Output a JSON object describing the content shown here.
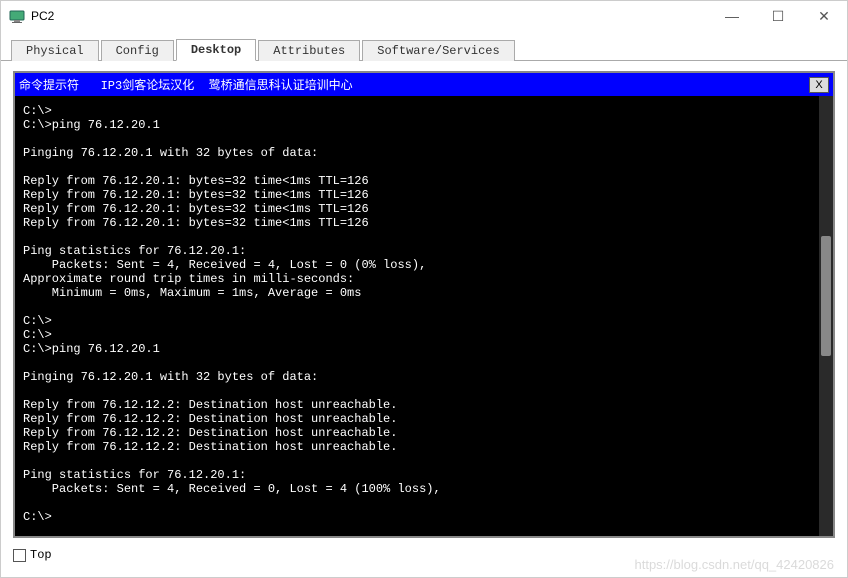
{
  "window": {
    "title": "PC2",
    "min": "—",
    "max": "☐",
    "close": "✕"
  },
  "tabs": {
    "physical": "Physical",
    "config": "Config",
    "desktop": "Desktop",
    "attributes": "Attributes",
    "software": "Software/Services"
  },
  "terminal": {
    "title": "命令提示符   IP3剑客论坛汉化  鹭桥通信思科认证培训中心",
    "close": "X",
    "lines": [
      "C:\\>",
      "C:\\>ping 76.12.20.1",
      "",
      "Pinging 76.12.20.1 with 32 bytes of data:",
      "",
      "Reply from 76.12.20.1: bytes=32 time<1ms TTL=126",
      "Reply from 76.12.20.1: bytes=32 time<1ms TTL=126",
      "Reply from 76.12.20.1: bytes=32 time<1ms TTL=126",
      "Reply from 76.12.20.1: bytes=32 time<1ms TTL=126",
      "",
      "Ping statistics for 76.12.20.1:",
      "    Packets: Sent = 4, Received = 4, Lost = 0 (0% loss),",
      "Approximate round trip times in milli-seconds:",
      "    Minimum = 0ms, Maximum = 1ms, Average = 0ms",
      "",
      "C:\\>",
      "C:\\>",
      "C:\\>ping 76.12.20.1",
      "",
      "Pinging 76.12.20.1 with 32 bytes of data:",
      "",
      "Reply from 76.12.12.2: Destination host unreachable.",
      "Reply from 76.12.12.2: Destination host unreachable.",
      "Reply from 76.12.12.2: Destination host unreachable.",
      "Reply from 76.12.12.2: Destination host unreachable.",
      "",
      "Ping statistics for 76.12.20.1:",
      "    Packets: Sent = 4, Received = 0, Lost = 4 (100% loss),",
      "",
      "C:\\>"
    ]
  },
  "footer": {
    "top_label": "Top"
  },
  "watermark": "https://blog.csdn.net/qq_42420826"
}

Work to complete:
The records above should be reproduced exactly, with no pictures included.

Written response:
Output a JSON object describing the content shown here.
{
  "window": {
    "title": "PC2",
    "min": "—",
    "max": "☐",
    "close": "✕"
  },
  "tabs": {
    "physical": "Physical",
    "config": "Config",
    "desktop": "Desktop",
    "attributes": "Attributes",
    "software": "Software/Services"
  },
  "terminal": {
    "title": "命令提示符   IP3剑客论坛汉化  鹭桥通信思科认证培训中心",
    "close": "X",
    "lines": [
      "C:\\>",
      "C:\\>ping 76.12.20.1",
      "",
      "Pinging 76.12.20.1 with 32 bytes of data:",
      "",
      "Reply from 76.12.20.1: bytes=32 time<1ms TTL=126",
      "Reply from 76.12.20.1: bytes=32 time<1ms TTL=126",
      "Reply from 76.12.20.1: bytes=32 time<1ms TTL=126",
      "Reply from 76.12.20.1: bytes=32 time<1ms TTL=126",
      "",
      "Ping statistics for 76.12.20.1:",
      "    Packets: Sent = 4, Received = 4, Lost = 0 (0% loss),",
      "Approximate round trip times in milli-seconds:",
      "    Minimum = 0ms, Maximum = 1ms, Average = 0ms",
      "",
      "C:\\>",
      "C:\\>",
      "C:\\>ping 76.12.20.1",
      "",
      "Pinging 76.12.20.1 with 32 bytes of data:",
      "",
      "Reply from 76.12.12.2: Destination host unreachable.",
      "Reply from 76.12.12.2: Destination host unreachable.",
      "Reply from 76.12.12.2: Destination host unreachable.",
      "Reply from 76.12.12.2: Destination host unreachable.",
      "",
      "Ping statistics for 76.12.20.1:",
      "    Packets: Sent = 4, Received = 0, Lost = 4 (100% loss),",
      "",
      "C:\\>"
    ]
  },
  "footer": {
    "top_label": "Top"
  },
  "watermark": "https://blog.csdn.net/qq_42420826"
}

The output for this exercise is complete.